the Cook Islands came TAKITUMU and TE AU TONGA, from New Zealand came
TE AURERE, and from Hawaii two new canoes-MAKALI'I and HAWAI'ILOA.
"We call HOKULE'A the 'mother canoe,' " says TE AURERE's Maori captain,
Hector Busby, who had come to Kualoa to attend the canoe's 25th anniversary.
"She inspired us all to achieve something no one considered possible-building
a canoe of our own to rediscover our ancestral heritage as a seafaring
people, and through that the rediscovery of ourselves."
By 1995, HOKULE'A had sailed more than 75,000 nautical miles and had visited
all the frontiers of the Polynesian triangle except one-the easternmost-which
is occupied by a single island, Rapa Nui. In HOKULE'A's 1999 voyage to
"close the triangle," I served among Nainoa's crew.
As I stood in the throng awaiting the canoes' arrival at Kualoa almost
a year after that voyage concluded, my mind flashed back to days of cold,
stinging winds, and nights of crystalline beauty filled with planets as
bright as tiny moons and the swirling Magellenic Clouds. A burst of sound
from a dozen conch shells broke my reverie. HOKULE'A had touched ashore
at Kualoa. The welcoming ceremonies had begun. "Famous are the voyages
of HOKULE'A in the long seas, in the short seas, in the choppy seas of
Kanaloa, O Kanaloa, e Kanaloa of the long seas," proclaimed one of the
chanters in impeccable Hawaiian, reverently intoning the blessing of Kanaloa,
the Hawaiian god of the sea. Hula troupes garlanded with leis performed
dances that had not been seen for many generations. In song, oratory,
chant, and dance, Polynesians from the far frontier of the triangle demonstrated

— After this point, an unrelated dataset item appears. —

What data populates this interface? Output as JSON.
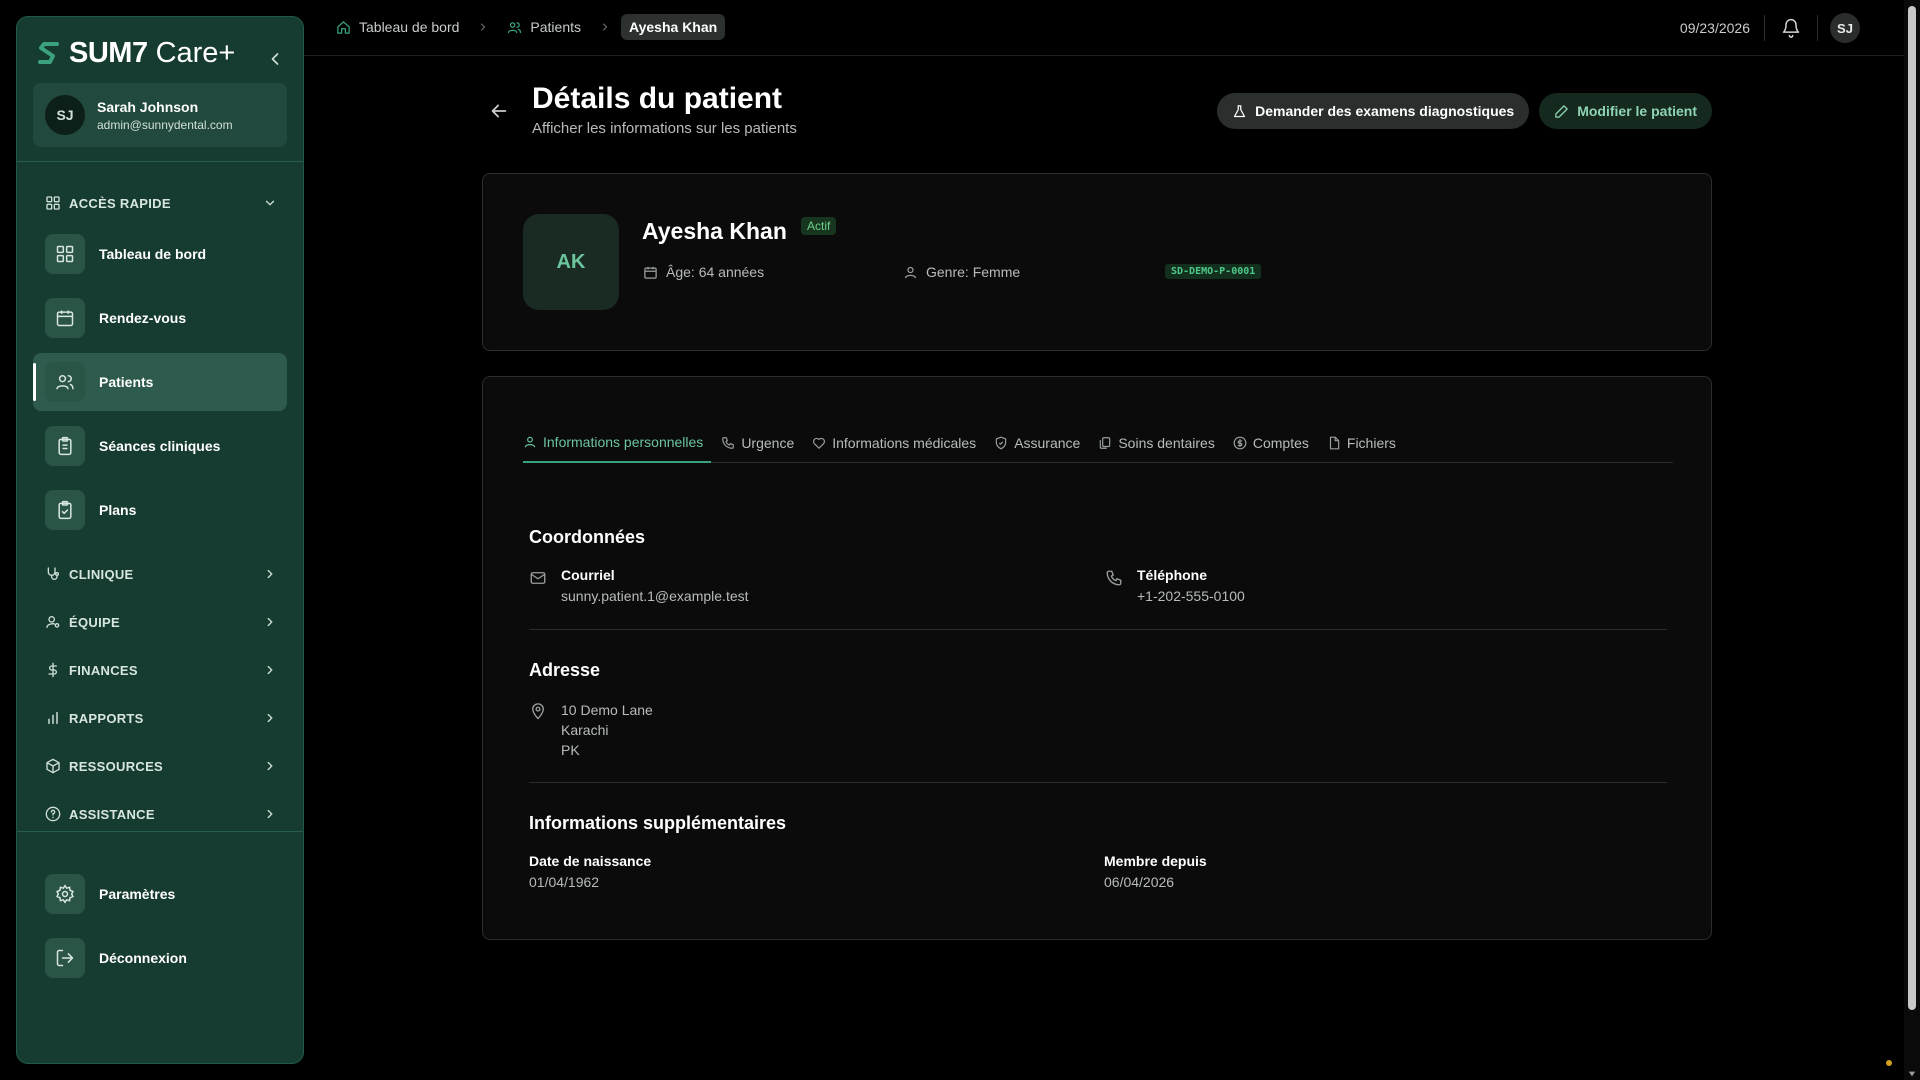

what HOKULE'A had accomplished in her 25 years of voyaging-the full expression
of a renewed culture.